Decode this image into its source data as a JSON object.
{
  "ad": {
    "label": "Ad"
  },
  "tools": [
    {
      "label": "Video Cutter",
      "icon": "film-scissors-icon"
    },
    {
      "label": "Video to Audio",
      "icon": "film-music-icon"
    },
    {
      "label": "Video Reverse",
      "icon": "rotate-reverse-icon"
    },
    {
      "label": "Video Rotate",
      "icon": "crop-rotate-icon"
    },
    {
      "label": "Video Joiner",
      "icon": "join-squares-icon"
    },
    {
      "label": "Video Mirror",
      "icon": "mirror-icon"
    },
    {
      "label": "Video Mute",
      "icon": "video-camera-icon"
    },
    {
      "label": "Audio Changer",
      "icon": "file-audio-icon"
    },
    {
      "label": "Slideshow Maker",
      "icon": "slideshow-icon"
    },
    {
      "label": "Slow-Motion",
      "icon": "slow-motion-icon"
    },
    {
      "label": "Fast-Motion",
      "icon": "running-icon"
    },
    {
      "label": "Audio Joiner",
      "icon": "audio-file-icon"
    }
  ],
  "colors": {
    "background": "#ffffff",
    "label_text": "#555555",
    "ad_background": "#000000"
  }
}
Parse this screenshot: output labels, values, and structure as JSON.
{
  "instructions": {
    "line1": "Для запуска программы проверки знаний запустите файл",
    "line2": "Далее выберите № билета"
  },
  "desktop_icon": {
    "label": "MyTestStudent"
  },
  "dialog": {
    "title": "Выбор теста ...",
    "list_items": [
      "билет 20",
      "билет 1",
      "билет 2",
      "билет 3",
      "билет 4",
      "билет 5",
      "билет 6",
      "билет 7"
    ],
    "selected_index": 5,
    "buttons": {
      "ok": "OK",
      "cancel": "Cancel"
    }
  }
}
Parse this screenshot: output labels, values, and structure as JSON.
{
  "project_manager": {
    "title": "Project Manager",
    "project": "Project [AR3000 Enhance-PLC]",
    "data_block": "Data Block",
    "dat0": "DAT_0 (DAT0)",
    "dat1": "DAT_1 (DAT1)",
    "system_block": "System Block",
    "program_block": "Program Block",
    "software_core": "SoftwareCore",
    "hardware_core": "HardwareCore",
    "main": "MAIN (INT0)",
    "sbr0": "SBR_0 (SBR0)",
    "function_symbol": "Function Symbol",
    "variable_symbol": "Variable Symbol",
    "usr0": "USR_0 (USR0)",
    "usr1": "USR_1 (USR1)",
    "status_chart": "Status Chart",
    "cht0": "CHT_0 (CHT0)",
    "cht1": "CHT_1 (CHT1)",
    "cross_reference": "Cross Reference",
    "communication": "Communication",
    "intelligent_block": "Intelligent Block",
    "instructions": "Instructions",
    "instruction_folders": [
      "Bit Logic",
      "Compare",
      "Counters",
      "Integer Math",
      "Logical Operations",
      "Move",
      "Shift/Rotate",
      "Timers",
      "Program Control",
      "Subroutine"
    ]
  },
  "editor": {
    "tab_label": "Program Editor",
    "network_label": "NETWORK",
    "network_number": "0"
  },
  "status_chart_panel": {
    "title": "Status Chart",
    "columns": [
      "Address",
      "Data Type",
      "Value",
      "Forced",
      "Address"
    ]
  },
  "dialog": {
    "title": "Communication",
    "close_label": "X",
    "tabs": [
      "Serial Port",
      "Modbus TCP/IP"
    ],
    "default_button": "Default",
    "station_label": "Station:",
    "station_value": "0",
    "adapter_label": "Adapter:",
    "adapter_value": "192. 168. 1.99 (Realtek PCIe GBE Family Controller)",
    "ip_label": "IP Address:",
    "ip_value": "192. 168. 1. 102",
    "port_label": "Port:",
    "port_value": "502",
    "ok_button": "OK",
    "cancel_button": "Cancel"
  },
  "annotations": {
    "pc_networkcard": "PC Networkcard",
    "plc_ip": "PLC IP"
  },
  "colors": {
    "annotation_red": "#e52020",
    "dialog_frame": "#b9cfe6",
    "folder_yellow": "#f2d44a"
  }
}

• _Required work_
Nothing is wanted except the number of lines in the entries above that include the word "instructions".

• _Result_
2